Chromatography can be used to separate any mixtures with different size particles and actually gel electrophoresis used for DNA analysis works on a similar principle.

Thursday, January 12, 2017


This week's topic is about lethal doses and LD50.

The second portion is about the difference in toxicity of natural vs. manmade chemicals. Most people wrongly assume that if a chemical is natural that is good and that if a chemical is manmade then it is bad. Both can be good and both can be bad!

Compound Interest's original post about Lethal Doses of Common Chemicals can be found here
Compound Interest's original post about Natural vs. ManMade Chemicals can be found here

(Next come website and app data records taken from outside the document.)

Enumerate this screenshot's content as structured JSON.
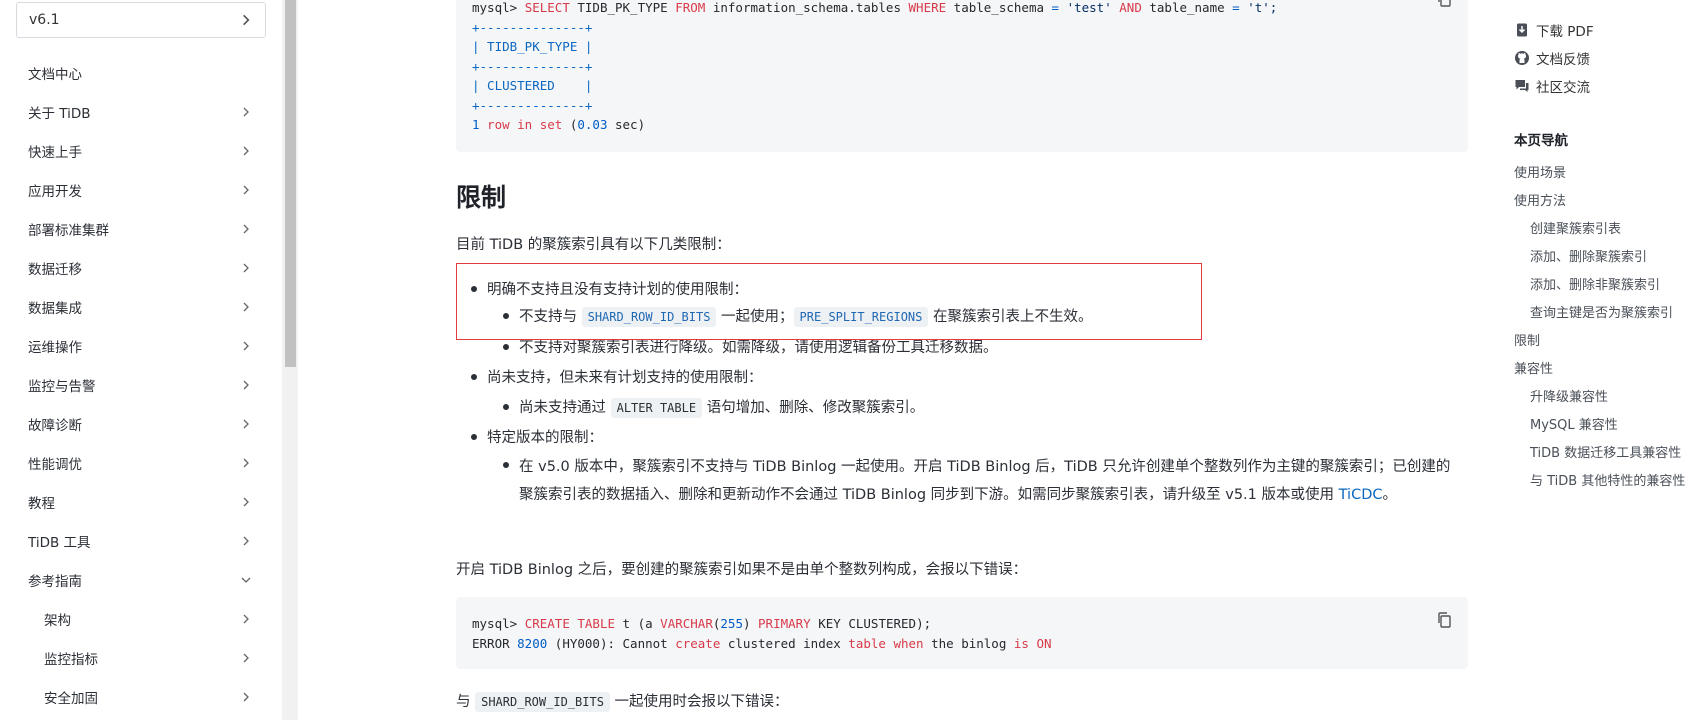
{
  "sidebar": {
    "version": "v6.1",
    "items": [
      {
        "label": "文档中心",
        "chevron": "none"
      },
      {
        "label": "关于 TiDB",
        "chevron": "right"
      },
      {
        "label": "快速上手",
        "chevron": "right"
      },
      {
        "label": "应用开发",
        "chevron": "right"
      },
      {
        "label": "部署标准集群",
        "chevron": "right"
      },
      {
        "label": "数据迁移",
        "chevron": "right"
      },
      {
        "label": "数据集成",
        "chevron": "right"
      },
      {
        "label": "运维操作",
        "chevron": "right"
      },
      {
        "label": "监控与告警",
        "chevron": "right"
      },
      {
        "label": "故障诊断",
        "chevron": "right"
      },
      {
        "label": "性能调优",
        "chevron": "right"
      },
      {
        "label": "教程",
        "chevron": "right"
      },
      {
        "label": "TiDB 工具",
        "chevron": "right"
      },
      {
        "label": "参考指南",
        "chevron": "down"
      },
      {
        "label": "架构",
        "chevron": "right",
        "sub": true
      },
      {
        "label": "监控指标",
        "chevron": "right",
        "sub": true
      },
      {
        "label": "安全加固",
        "chevron": "right",
        "sub": true
      }
    ]
  },
  "code1": {
    "prompt": "mysql> ",
    "select": "SELECT",
    "col": " TIDB_PK_TYPE ",
    "from": "FROM",
    "tbl": " information_schema.tables ",
    "where": "WHERE",
    "cond1": " table_schema ",
    "eq1": "=",
    "val1": " 'test' ",
    "and": "AND",
    "cond2": " table_name ",
    "eq2": "=",
    "val2": " 't';",
    "border": "+--------------+",
    "header": "| TIDB_PK_TYPE |",
    "row": "| CLUSTERED    |",
    "rowcount_num": "1",
    "rowcount_kw": " row in set ",
    "rowcount_paren_open": "(",
    "rowcount_time": "0.03",
    "rowcount_paren_close": " sec)"
  },
  "section": {
    "title": "限制",
    "intro": "目前 TiDB 的聚簇索引具有以下几类限制："
  },
  "list": {
    "a_label": "明确不支持且没有支持计划的使用限制：",
    "a1_pre": "不支持与 ",
    "a1_code1": "SHARD_ROW_ID_BITS",
    "a1_mid": " 一起使用；",
    "a1_code2": "PRE_SPLIT_REGIONS",
    "a1_post": " 在聚簇索引表上不生效。",
    "a2": "不支持对聚簇索引表进行降级。如需降级，请使用逻辑备份工具迁移数据。",
    "b_label": "尚未支持，但未来有计划支持的使用限制：",
    "b1_pre": "尚未支持通过 ",
    "b1_code": "ALTER TABLE",
    "b1_post": " 语句增加、删除、修改聚簇索引。",
    "c_label": "特定版本的限制：",
    "c1_text": "在 v5.0 版本中，聚簇索引不支持与 TiDB Binlog 一起使用。开启 TiDB Binlog 后，TiDB 只允许创建单个整数列作为主键的聚簇索引；已创建的聚簇索引表的数据插入、删除和更新动作不会通过 TiDB Binlog 同步到下游。如需同步聚簇索引表，请升级至 v5.1 版本或使用 ",
    "c1_link": "TiCDC",
    "c1_end": "。"
  },
  "binlog_para": "开启 TiDB Binlog 之后，要创建的聚簇索引如果不是由单个整数列构成，会报以下错误：",
  "code2": {
    "prompt": "mysql> ",
    "create": "CREATE",
    "sp1": " ",
    "table": "TABLE",
    "t": " t (a ",
    "varchar": "VARCHAR",
    "paren": "(",
    "num": "255",
    "paren2": ") ",
    "primary": "PRIMARY",
    "rest": " KEY CLUSTERED);",
    "err1": "ERROR ",
    "errnum": "8200",
    "err2": " (HY000): Cannot ",
    "err_create": "create",
    "err3": " clustered index ",
    "err_table": "table",
    "err_sp": " ",
    "err_when": "when",
    "err4": " the binlog ",
    "err_is": "is",
    "err_sp2": " ",
    "err_on": "ON"
  },
  "shard_para": {
    "pre": "与 ",
    "code": "SHARD_ROW_ID_BITS",
    "post": " 一起使用时会报以下错误："
  },
  "right": {
    "actions": [
      {
        "label": "下载 PDF",
        "icon": "download-icon"
      },
      {
        "label": "文档反馈",
        "icon": "github-icon"
      },
      {
        "label": "社区交流",
        "icon": "chat-icon"
      }
    ],
    "toc_title": "本页导航",
    "toc": [
      {
        "label": "使用场景",
        "sub": false
      },
      {
        "label": "使用方法",
        "sub": false
      },
      {
        "label": "创建聚簇索引表",
        "sub": true
      },
      {
        "label": "添加、删除聚簇索引",
        "sub": true
      },
      {
        "label": "添加、删除非聚簇索引",
        "sub": true
      },
      {
        "label": "查询主键是否为聚簇索引",
        "sub": true
      },
      {
        "label": "限制",
        "sub": false
      },
      {
        "label": "兼容性",
        "sub": false
      },
      {
        "label": "升降级兼容性",
        "sub": true
      },
      {
        "label": "MySQL 兼容性",
        "sub": true
      },
      {
        "label": "TiDB 数据迁移工具兼容性",
        "sub": true
      },
      {
        "label": "与 TiDB 其他特性的兼容性",
        "sub": true
      }
    ]
  }
}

Friday, January 6, 2017

Lab Equipment

Students need to be familiar with certain lab equipment and its purpose, even if we won't use all of it in labs for high school chemistry. Students identified equipment using examples of the real thing (we made this into a contest) and also by identifying black and white drawings.

Students will sort equipment based on what its main purpose is. Some equipment is used for liquids, some for solids, and some for heating. Some is used for all of those things. 

The three pieces of equipment most likely to come up, and the most confusing when in black and white photos are the watch glass, evaporating dish, and the crucible (which has a lid). All three of these can be used for heating substances to remove water among other things. In real life they look different - but in drawings they look similar. How to tell them apart? The watch glass resembles a contact lens; the evaporating dish has a pour spout; and the crucible is more cup shaped and often is pictured with a lid. 

Here is an online quiz on lab equipment with photos! Try it!

Thursday, January 5, 2017

Hazard Diamond

Most of us have seen these diamonds on trucks as we pass them on the highway. These diamonds are useful for safety and response teams to identify what is in the truck so the correct precautionary and clean up measures can be made. 

The NFPA 704 fire diamond (or hazmat diamond) is described in NFPA Standard 704, maintained by the National Fire Protection Association. The system identifies four key hazards (health (blue), flammability (red), instability (yellow), and special (white)) and their degree of severity. Hazard severity is rated numerically, ranging from 0 (minimal) to 4 (severe).

The hazard diamond is useful because it allows emergency personnel to quickly and easily identify the risks posed by hazardous materials and is  useful to determine what, if any, special equipment should be used, procedures followed, or precautions taken during an emergency response. (Summarized & more information here.)

Want to make your own customizable hazard diamond? Click here. Why does this feature exist? So people can make easily identifiable hazard diamonds for any chemical they have on hand. 

Tuesday, January 3, 2017


Greetings students, parents, and guardians.

Welcome to a new school year with Ms Jancaitis! This blog has been set up to connect students, parents, and guardians with the chemistry class.

Each student will receive a course syllabus. The course syllabus outlines what the course will be like, what topics will be covered, and course expectations. It also contains contact information. There will be a quiz on this syllabus on Monday.

Our first unit will cover lab safety and equipment. Each note packet comes with the safety rules and contract. The safety rules and contract need to be read and signed by both the student and parent guardian. The safety rules are rules designed to keep the classroom safe and orderly to maximize learning and prevent accidents and injuries. These rules need to be studied because there will be a safety test and infractions of these rules can lead to disciplinary action as well as low assignment grades. A contract holds students accountable for the items that are broken if the student is acting a manner that is unsafe for themselves or those around them.

Please have these papers signed and returned by Monday. Students not returning signed safety rules and safety contracts will not be able to participate in labs and activities until the contracts are signed and returned.